**Required action**.
The required lines are those that contain "JSON"; pull them out of the data and copy them.

Component data from apps and pages:
#####
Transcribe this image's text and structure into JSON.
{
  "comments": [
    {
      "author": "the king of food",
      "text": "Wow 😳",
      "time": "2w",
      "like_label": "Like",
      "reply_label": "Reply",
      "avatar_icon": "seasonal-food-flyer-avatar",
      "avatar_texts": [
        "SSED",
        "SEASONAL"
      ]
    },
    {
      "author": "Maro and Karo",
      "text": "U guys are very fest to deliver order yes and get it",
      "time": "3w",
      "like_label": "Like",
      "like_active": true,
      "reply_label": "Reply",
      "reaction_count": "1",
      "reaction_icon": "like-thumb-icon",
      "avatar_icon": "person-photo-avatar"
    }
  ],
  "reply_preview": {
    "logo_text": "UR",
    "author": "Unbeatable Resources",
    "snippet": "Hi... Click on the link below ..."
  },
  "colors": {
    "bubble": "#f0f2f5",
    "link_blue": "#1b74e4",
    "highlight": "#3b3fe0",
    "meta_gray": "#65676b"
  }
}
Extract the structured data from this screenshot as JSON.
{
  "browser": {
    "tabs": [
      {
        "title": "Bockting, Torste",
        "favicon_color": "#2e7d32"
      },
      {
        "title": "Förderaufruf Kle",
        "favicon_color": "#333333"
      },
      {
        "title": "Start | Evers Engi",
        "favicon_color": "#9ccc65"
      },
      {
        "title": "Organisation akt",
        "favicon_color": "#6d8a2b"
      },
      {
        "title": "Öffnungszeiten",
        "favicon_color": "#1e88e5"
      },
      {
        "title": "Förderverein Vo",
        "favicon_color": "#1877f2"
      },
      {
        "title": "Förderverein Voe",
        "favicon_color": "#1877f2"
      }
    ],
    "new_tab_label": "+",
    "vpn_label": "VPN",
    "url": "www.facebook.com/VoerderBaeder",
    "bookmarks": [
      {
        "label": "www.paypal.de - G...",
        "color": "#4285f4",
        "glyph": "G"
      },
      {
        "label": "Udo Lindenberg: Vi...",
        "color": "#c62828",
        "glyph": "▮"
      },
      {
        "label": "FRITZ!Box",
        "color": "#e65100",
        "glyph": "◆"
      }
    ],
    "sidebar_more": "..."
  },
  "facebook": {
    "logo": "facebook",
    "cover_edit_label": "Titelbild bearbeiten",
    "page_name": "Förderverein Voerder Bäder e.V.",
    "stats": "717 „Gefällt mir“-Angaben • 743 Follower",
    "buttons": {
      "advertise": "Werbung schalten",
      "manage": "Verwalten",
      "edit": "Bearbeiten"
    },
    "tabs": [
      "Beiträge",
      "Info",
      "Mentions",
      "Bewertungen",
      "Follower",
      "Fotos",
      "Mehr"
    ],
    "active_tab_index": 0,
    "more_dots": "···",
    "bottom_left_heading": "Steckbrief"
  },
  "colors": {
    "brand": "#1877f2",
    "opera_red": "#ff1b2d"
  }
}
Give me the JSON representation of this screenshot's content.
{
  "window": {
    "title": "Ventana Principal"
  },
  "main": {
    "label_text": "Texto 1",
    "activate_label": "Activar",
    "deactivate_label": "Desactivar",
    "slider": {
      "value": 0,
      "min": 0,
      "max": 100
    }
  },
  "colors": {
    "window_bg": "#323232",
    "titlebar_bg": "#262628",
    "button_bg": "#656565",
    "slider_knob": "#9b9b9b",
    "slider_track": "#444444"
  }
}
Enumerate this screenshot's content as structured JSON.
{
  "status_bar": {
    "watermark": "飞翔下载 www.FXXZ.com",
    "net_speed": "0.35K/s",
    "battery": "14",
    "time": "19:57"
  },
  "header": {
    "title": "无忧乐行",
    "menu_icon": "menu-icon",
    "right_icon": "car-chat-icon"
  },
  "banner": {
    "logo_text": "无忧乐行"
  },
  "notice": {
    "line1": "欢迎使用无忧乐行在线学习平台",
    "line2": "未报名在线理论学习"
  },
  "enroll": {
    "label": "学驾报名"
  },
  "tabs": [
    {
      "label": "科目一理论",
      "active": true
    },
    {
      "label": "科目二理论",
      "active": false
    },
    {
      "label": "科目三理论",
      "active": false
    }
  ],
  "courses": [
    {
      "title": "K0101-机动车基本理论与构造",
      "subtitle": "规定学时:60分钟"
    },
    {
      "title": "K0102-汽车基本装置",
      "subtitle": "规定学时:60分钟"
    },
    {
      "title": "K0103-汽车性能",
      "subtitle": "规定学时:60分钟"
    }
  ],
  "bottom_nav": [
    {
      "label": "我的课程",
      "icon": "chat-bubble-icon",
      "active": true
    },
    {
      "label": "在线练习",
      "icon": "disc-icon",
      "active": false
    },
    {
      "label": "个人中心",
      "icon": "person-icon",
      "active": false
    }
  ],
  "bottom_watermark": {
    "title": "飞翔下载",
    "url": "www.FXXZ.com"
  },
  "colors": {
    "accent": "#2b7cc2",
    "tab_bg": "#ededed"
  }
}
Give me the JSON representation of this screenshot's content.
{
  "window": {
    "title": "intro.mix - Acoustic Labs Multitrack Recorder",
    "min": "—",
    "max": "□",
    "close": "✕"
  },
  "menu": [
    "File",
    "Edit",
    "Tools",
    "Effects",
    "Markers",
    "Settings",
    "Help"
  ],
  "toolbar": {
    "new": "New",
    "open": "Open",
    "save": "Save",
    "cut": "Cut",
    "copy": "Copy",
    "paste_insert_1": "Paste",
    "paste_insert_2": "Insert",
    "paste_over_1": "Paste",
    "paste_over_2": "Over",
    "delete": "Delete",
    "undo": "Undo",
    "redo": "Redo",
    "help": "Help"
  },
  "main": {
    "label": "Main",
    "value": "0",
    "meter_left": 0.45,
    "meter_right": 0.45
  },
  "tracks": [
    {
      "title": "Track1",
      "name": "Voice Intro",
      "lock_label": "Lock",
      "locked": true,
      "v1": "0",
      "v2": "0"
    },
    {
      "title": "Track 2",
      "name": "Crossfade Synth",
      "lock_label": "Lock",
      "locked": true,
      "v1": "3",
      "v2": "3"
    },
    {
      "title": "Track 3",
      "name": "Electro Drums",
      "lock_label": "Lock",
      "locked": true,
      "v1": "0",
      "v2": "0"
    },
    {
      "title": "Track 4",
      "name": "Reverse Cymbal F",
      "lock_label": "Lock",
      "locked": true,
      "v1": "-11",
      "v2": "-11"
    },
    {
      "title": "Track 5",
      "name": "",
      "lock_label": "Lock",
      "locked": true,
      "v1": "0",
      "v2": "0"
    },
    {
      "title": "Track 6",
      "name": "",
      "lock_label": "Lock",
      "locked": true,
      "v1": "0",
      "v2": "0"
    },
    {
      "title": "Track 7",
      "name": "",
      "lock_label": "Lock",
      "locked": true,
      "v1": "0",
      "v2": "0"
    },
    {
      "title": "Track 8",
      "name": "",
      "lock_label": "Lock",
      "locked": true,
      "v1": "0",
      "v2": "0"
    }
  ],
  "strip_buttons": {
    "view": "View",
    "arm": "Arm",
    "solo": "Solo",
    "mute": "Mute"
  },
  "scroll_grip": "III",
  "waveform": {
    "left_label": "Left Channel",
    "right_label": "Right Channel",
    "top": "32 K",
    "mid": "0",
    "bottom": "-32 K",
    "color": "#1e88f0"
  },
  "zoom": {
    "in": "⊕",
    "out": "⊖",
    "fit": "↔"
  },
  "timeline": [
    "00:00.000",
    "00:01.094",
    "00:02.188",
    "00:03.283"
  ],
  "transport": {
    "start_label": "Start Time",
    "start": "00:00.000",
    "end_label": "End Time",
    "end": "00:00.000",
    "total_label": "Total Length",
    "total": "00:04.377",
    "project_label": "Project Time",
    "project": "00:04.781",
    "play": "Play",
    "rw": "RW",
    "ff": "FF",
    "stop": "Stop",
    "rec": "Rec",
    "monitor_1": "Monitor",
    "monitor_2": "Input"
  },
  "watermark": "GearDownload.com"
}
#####
**Response below**.
Transcribe this image's text and structure into JSON.
Extract the structured data from this screenshot as JSON.
Give me the JSON representation of this screenshot's content.
Enumerate this screenshot's content as structured JSON.
Give me the JSON representation of this screenshot's content.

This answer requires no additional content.